_TASK REQUIREMENTS_
Search the records below for "screenshot"; copy each line that has it.

*** AVAILABLE DATA Section Begins ***

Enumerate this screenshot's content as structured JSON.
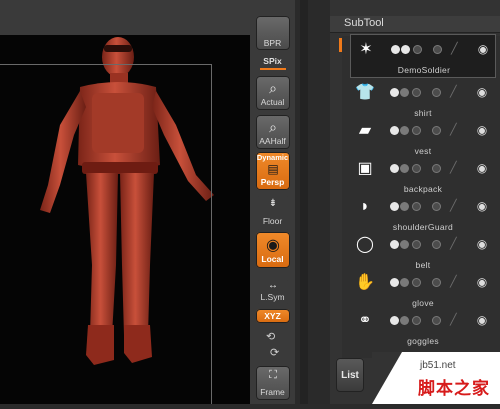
{
  "toolbar": {
    "buttons": [
      {
        "name": "bpr",
        "label": "BPR"
      },
      {
        "name": "spix",
        "label": "SPix"
      },
      {
        "name": "actual",
        "label": "Actual"
      },
      {
        "name": "aahalf",
        "label": "AAHalf"
      },
      {
        "name": "dynamic",
        "label": "Dynamic"
      },
      {
        "name": "persp",
        "label": "Persp"
      },
      {
        "name": "floor",
        "label": "Floor"
      },
      {
        "name": "local",
        "label": "Local"
      },
      {
        "name": "lsym",
        "label": "L.Sym"
      },
      {
        "name": "xyz",
        "label": "XYZ"
      },
      {
        "name": "frame",
        "label": "Frame"
      }
    ]
  },
  "subtool": {
    "title": "SubTool",
    "items": [
      {
        "name": "DemoSoldier",
        "icon": "soldier-icon"
      },
      {
        "name": "shirt",
        "icon": "shirt-icon"
      },
      {
        "name": "vest",
        "icon": "vest-icon"
      },
      {
        "name": "backpack",
        "icon": "backpack-icon"
      },
      {
        "name": "shoulderGuard",
        "icon": "shoulderguard-icon"
      },
      {
        "name": "belt",
        "icon": "belt-icon"
      },
      {
        "name": "glove",
        "icon": "glove-icon"
      },
      {
        "name": "goggles",
        "icon": "goggles-icon"
      }
    ],
    "list_label": "List"
  },
  "watermark": {
    "site": "jb51.net",
    "text": "脚本之家"
  },
  "colors": {
    "accent": "#f07a1a",
    "model": "#b8402f"
  }
}
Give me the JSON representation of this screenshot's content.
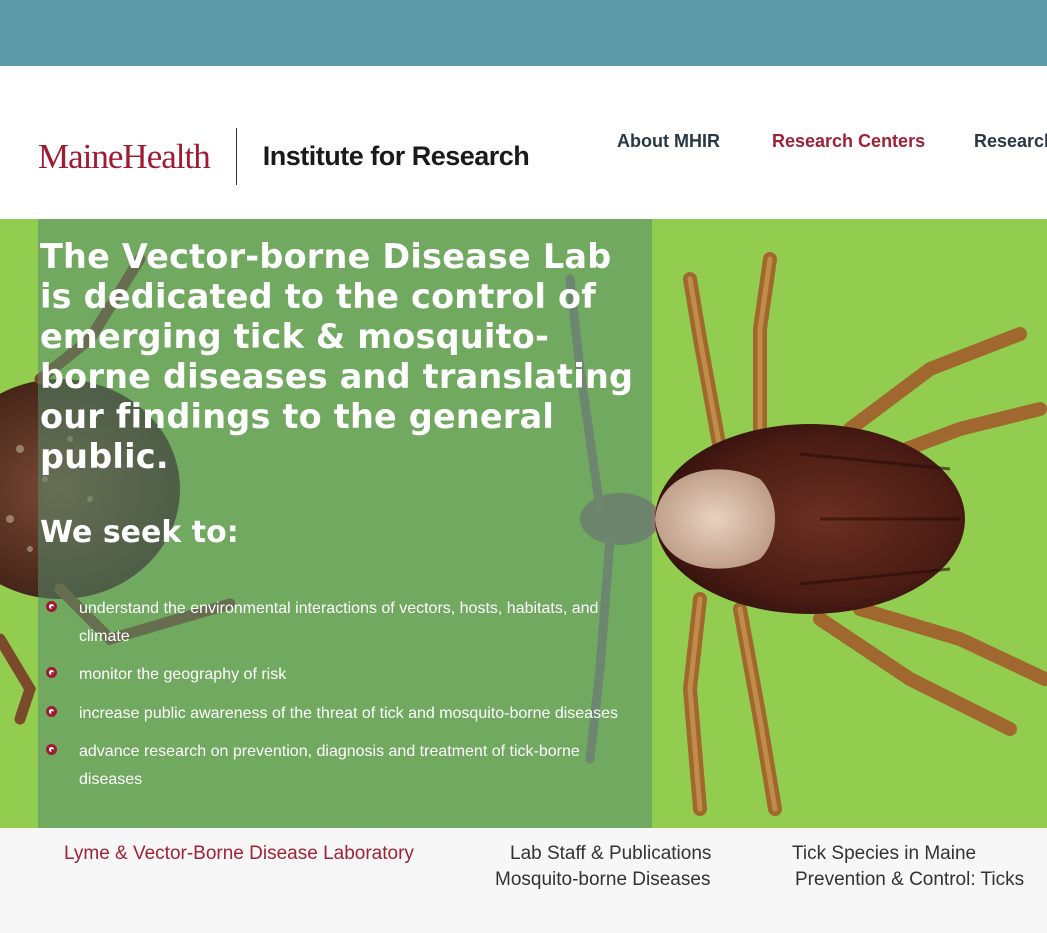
{
  "header": {
    "logo_brand": "MaineHealth",
    "logo_institute": "Institute for Research"
  },
  "nav": {
    "items": [
      {
        "label": "About MHIR"
      },
      {
        "label": "Research Centers"
      },
      {
        "label": "Research"
      }
    ]
  },
  "hero": {
    "title": "The Vector-borne Disease Lab is dedicated to the control of emerging tick & mosquito-borne diseases and translating our findings to the general public.",
    "subtitle": "We seek to:",
    "bullets": [
      "understand the environmental interactions of vectors, hosts, habitats, and climate",
      "monitor the geography of risk",
      "increase public awareness of the threat of tick and mosquito-borne diseases",
      "advance research on prevention, diagnosis and treatment of tick-borne diseases"
    ]
  },
  "subnav": {
    "links": [
      {
        "label": "Lyme & Vector-Borne Disease Laboratory"
      },
      {
        "label": "Lab Staff & Publications"
      },
      {
        "label": "Mosquito-borne Diseases"
      },
      {
        "label": "Tick Species in Maine"
      },
      {
        "label": "Prevention & Control: Ticks"
      }
    ]
  },
  "colors": {
    "topbar": "#5f9aab",
    "brand": "#9e1b32",
    "nav_text": "#2a3744",
    "overlay": "rgba(85,140,110,0.55)"
  }
}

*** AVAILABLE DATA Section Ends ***

_WRITTEN RESPONSE_
Enumerate this screenshot's content as structured JSON.
Give me the JSON representation of this screenshot's content.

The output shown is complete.